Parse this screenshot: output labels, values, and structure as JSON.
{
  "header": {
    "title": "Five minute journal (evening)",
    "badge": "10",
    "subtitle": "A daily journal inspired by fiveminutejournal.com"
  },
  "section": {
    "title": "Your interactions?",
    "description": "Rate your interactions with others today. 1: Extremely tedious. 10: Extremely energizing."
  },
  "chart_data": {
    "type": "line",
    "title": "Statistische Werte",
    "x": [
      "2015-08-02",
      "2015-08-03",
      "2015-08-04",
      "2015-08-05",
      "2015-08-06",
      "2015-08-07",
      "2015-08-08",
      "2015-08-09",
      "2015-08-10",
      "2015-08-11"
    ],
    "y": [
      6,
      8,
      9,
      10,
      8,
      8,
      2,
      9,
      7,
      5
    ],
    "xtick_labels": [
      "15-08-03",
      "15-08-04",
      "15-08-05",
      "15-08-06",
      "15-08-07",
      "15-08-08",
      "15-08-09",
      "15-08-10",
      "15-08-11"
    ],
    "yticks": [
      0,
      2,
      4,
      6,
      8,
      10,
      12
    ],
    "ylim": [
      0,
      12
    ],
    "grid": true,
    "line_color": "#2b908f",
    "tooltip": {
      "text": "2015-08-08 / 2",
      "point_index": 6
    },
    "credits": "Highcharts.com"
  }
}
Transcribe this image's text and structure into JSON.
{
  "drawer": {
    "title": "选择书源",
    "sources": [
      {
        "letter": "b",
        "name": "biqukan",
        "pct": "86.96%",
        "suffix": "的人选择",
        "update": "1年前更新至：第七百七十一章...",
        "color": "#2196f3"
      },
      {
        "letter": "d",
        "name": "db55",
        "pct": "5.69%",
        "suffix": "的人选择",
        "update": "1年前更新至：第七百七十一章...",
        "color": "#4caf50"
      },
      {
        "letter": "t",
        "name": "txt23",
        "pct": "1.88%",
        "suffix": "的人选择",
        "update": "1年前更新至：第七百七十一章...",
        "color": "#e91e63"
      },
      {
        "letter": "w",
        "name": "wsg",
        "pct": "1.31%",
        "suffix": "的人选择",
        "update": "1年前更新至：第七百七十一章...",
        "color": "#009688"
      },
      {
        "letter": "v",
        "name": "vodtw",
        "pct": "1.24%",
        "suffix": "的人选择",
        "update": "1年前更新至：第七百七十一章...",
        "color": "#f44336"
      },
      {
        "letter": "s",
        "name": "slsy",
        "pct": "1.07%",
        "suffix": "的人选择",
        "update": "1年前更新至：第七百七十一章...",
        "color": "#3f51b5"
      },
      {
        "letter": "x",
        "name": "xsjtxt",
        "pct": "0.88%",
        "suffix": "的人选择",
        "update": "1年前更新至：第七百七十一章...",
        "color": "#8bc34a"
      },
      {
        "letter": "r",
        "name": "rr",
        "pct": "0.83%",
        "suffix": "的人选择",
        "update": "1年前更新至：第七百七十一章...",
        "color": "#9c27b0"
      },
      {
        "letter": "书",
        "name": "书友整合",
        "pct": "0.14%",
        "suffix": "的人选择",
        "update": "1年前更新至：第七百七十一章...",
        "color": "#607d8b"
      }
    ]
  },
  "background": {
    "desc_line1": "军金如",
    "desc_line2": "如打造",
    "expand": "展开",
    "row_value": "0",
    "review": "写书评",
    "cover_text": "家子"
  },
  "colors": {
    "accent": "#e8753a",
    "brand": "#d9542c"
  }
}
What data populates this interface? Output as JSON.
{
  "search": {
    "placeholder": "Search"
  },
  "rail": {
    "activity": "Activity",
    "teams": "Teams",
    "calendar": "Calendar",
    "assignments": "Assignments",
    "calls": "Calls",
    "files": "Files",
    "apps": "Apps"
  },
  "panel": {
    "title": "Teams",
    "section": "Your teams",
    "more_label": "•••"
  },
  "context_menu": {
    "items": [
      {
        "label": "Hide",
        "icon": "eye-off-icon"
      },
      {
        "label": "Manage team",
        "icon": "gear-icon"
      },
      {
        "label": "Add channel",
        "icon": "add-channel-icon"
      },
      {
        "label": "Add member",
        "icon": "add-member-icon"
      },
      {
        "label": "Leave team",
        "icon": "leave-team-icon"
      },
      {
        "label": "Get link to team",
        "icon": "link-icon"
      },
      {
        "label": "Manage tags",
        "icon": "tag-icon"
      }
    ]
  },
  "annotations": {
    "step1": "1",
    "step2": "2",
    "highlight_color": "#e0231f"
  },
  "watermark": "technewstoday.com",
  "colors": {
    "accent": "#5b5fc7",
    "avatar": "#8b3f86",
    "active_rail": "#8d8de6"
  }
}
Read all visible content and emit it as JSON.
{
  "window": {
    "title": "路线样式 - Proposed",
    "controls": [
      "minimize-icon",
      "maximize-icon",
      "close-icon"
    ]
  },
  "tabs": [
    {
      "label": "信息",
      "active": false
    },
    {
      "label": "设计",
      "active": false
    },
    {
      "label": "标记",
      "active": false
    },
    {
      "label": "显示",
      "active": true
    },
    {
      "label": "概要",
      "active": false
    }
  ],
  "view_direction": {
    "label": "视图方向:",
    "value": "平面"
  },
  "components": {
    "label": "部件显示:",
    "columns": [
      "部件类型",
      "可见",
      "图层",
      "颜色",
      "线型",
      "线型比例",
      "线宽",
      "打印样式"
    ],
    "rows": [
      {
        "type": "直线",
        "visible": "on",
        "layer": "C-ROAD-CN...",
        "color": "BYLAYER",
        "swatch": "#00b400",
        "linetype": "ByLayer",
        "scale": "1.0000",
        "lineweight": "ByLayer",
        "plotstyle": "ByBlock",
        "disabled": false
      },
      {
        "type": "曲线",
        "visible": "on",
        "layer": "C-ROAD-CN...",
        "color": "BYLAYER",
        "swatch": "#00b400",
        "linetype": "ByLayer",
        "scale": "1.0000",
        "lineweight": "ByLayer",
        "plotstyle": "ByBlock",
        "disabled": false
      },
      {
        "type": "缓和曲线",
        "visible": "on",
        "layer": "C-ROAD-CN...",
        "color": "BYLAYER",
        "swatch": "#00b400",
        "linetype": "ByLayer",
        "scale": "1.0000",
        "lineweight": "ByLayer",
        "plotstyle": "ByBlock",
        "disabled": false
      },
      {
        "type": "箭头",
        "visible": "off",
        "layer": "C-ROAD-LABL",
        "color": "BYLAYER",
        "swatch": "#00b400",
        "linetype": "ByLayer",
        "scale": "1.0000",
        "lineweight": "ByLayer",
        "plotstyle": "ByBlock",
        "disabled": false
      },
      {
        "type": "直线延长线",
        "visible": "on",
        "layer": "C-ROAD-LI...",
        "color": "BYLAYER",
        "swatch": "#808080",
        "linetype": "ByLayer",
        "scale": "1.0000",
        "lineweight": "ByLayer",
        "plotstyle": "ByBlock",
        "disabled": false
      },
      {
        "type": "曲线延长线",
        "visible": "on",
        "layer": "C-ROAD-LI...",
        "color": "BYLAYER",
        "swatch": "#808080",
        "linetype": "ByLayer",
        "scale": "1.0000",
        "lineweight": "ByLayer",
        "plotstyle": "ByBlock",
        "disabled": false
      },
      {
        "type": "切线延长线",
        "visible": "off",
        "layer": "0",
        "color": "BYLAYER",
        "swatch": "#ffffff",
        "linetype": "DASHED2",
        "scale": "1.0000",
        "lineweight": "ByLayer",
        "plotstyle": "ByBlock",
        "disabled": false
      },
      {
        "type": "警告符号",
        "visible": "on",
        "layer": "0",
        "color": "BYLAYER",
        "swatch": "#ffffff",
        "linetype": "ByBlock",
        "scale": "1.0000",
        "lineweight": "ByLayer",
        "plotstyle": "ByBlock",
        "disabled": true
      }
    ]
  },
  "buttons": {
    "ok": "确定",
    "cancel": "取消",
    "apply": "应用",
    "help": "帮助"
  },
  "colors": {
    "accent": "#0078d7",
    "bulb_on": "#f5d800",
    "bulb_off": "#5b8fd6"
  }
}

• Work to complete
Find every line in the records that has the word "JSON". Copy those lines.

• Answer box
Parse this screenshot: output labels, values, and structure as JSON.
Transcribe this image's text and structure into JSON.
What data populates this interface? Output as JSON.
Read all visible content and emit it as JSON.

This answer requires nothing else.